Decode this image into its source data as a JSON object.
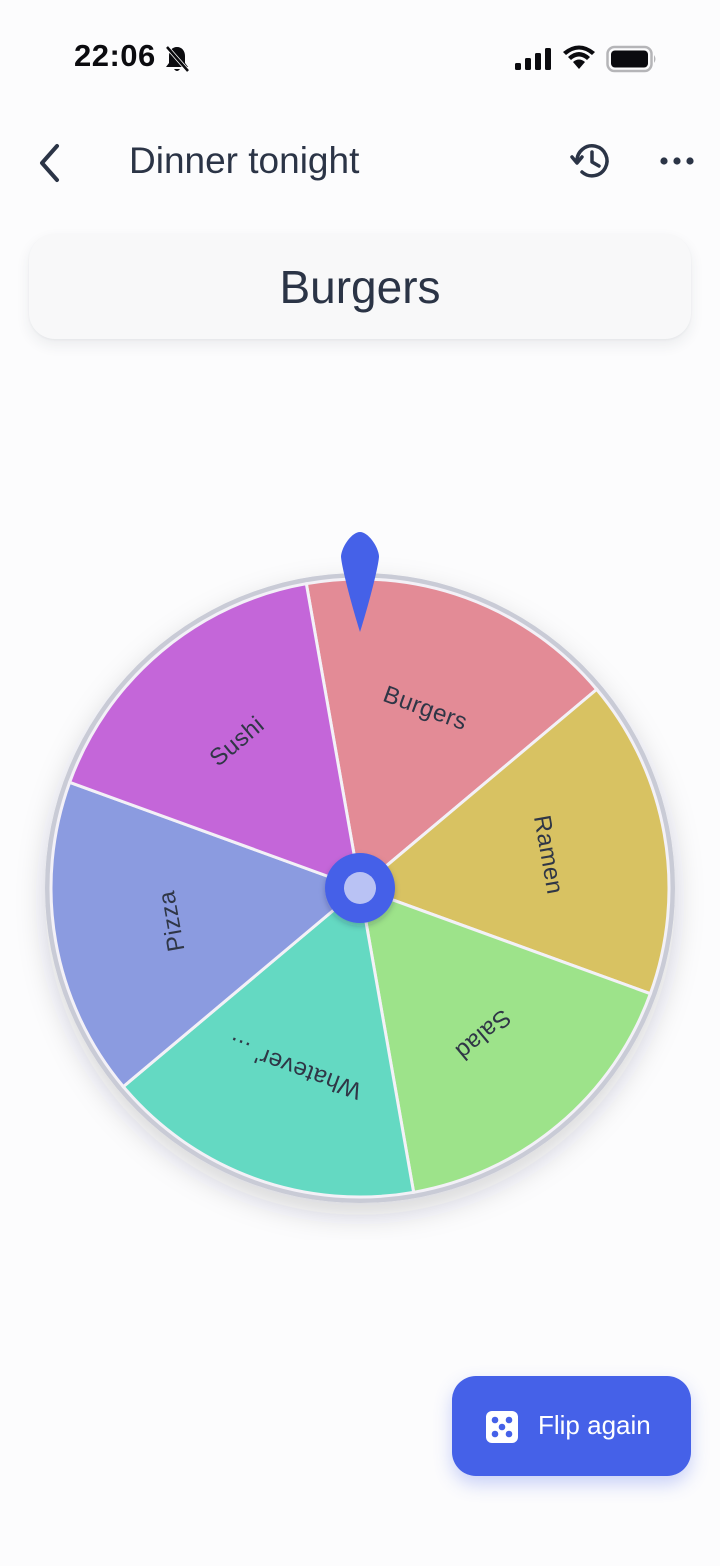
{
  "status_bar": {
    "time": "22:06",
    "icons": [
      "bell-slash-icon",
      "cellular-signal-icon",
      "wifi-icon",
      "battery-icon"
    ]
  },
  "header": {
    "title": "Dinner tonight",
    "back_icon": "chevron-left-icon",
    "history_icon": "history-icon",
    "more_icon": "ellipsis-icon"
  },
  "result": {
    "value": "Burgers"
  },
  "wheel": {
    "selected": "Burgers",
    "segments": [
      {
        "label": "Burgers",
        "color": "#e38b96"
      },
      {
        "label": "Ramen",
        "color": "#d8c262"
      },
      {
        "label": "Salad",
        "color": "#9de38a"
      },
      {
        "label": "Whatever' ...",
        "color": "#64d9c2"
      },
      {
        "label": "Pizza",
        "color": "#8b9be0"
      },
      {
        "label": "Sushi",
        "color": "#c466d9"
      }
    ],
    "rim_color": "#c9cbd6",
    "hub_color": "#4561e8",
    "pointer_color": "#4561e8"
  },
  "actions": {
    "flip_again_label": "Flip again",
    "flip_icon": "dice-icon",
    "accent": "#4561e8"
  }
}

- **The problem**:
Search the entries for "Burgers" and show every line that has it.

- **Answer**:
    "value": "Burgers"
    "selected": "Burgers",
        "label": "Burgers",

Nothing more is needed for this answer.